Although a certain amount of mild to moderate soreness is typical after a tough workout, sharp pain is a signal that you may be injured. Likewise, if your soreness is extreme, debilitating or constant, something's not right. You might be injured, or you might be overdoing your workouts to the point that you're harming yourself.
Constant pain and soreness might also indicate that you're using improper form, which in turn makes it much easier to injure yourself.
Other reasons for alarm include extreme muscle soreness that lasts for more than five to seven days and soreness that's accompanied by dark urine or swelling of your limbs. All of these might indicate a serious case of rhabdomyolysis, which can be life-threatening — so seek medical attention right away.
- Mayo Clinic: Aerobic Exercise: How to Warm Up and Cool Down
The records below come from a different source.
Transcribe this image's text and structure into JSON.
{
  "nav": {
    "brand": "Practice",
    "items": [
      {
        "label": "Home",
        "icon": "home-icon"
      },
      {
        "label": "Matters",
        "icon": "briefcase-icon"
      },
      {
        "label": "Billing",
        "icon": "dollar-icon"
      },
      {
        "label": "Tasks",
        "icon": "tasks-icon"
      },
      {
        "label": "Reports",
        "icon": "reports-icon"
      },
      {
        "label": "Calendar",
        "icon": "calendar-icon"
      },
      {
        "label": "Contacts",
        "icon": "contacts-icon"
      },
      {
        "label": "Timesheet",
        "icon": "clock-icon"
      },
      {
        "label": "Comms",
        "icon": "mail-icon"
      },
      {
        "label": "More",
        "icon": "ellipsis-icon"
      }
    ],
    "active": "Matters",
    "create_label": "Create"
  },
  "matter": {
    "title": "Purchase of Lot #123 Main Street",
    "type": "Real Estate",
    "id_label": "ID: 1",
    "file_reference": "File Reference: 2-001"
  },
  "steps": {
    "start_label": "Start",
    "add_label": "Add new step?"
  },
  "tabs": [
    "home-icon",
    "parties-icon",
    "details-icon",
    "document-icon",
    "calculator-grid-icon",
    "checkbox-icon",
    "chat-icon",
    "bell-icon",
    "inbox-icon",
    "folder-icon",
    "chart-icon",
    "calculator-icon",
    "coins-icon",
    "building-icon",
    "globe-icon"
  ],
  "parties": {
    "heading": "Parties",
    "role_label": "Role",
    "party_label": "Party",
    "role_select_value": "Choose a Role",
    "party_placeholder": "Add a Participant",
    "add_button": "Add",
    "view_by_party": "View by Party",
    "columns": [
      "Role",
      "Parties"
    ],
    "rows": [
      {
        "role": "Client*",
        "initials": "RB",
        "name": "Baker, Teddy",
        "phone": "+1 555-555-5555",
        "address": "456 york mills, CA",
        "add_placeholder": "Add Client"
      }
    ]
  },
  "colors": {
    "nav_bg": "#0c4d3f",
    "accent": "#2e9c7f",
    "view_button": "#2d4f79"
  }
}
- Cleveland Clinic: When Is It OK to Push Through Pain During Exercise?
- American Council on Exercise: How Hydration Affects Performance
- ACSM's Health and Fitness Journal: Sore and More
- Sports Medicine: Perspectives on Exertional Rhabdomyolysis
- Mayo Clinic: The Best Ways to Bounce Back After a Tough Workout
- American Council of Sports Medicine: Delayed Onset Muscle Soreness
- Cleveland Clinic: Should You Use Ice or Heat for Pain?
- Michigan Medicine: Rest, Ice, Compression and Elevation
- Medical News Today: Heat and Cold Treatment: Which Is Best?
- Journal of Clinical Medicine Research: Moist Heat or Dry Heat for Delayed Onset Muscle Soreness
- Frontiers in Physiology: An Evidence-Based Approach for Choosing Post-Exercise Recovery Techniques to Reduce Markers of Muscle Damage, Soreness, Fatigue, and Inflammation
- Cochrane Database of Systematic Reviews: Stretching to Prevent or Reduce Muscle Soreness After Exercise
- International Sports Sciences Association: Is DOMs Cramping Your Client's Style?